Now, let’s take a look just at that highlighted statistic. While working-class people are asked to give up their pensions, medical care, unemployment benefits and retirement money — which, contrary to Republican propaganda, are not parasitical government handouts, but either (in the case of pensions) a part of a legal employment contract for which they have already worked, or (in the case of so-called ‘entitlements’) money they have already earned by paying their taxes — multi-billion-dollar corporations are paying less in taxes every year. To take one example, General Electric had one of its most profitable years ever, taking in $14.2 billion in profits. Yet, thanks to lobbying, tax shelters, loopholes, offshore banking, government programs, and other accounting sorcery, it paid not a penny in taxes in 2010. In fact, it claimed tax benefits — that is to say, repayments and refunds — of $3.2 billion.
Now, numbers like that get tossed around in these conversations without much pause to consider exactly how much is actually being discussed.

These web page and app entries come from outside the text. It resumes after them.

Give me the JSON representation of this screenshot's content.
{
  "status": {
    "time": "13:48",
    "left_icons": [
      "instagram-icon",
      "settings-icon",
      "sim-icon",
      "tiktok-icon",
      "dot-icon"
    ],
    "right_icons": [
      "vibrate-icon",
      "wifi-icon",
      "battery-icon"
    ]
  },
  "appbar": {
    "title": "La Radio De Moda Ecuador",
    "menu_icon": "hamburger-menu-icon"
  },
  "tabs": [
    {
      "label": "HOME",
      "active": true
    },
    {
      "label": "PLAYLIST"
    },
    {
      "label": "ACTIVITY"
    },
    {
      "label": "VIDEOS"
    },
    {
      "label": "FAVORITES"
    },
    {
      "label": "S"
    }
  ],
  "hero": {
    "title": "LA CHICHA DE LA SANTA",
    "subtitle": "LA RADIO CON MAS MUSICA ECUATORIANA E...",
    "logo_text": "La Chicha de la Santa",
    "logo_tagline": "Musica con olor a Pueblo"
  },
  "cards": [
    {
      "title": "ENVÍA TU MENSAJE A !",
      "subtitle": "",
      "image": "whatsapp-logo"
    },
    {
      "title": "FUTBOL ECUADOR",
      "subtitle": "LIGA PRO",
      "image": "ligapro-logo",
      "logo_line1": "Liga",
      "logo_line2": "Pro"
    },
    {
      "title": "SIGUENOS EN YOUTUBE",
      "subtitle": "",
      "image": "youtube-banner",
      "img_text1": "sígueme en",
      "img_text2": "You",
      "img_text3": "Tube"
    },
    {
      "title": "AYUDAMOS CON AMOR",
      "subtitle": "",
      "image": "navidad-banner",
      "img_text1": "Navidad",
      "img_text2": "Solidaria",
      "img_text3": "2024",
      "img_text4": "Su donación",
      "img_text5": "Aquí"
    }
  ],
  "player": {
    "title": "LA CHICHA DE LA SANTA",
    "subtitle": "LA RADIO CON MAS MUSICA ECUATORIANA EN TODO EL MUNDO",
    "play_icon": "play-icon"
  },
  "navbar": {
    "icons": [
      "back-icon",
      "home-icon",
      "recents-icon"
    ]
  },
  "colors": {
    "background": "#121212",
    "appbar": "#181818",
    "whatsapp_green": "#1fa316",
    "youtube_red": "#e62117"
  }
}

So let’s consider just for a moment what could be done if just one huge multinational corporation gave up not its gargantuan yearly profits, but merely its tax refund for a single fiscal year:
- Fund an extra week of unemployment for every person in the United States out of work
- Give every unemployed person in the state of Maine a job paying $50,000 a year
- Completely eliminate the budget deficits of Delaware, the District of Columbia, Hawaii, Idaho, Indiana, Iowa, Nebraska, New Mexico, Rhode Island, South Dakota, and Utah
- Pay off the entire cost of cleaning up the BP spill in the Gulf of Mexico
- Cover the costs of all the food eaten by 500,000 average families in a year
- Fully fund public health care costs for over 400,000 people
- Build enough wind turbines to power over 350,000 homes
- Buy a different person a new car every day for the next 350 years
- Pay all tuition and expenses at a private 4-year university for 91,000 students
- Pay for 1/10th of the war in Afghanistan
So, that’s just a few of the things that GE alone could do — not if it paid its fair share of taxes like most of us have to, not if it cut into its mammoth profits, not if it did anything that would cost it anything whatsoever, but merely if it gave back the huge tax refund it gained through the usual financial chicanery. By the way, Jeffrey Immelt, the CEO of General Electric, was recently named by Barack Obama to head his economic advisory council. Immelt made $25,413,891 in the last three years, so it sounds like he’s got some good advice to give, all right.
*: This figure represents roughly 1/30th of the amount of money taxpayers spent to bail out JPMorgan Chase during the financial crisis of 2008. They didn’t need the money, but they took it anyway, to fund their acquisition of other banks.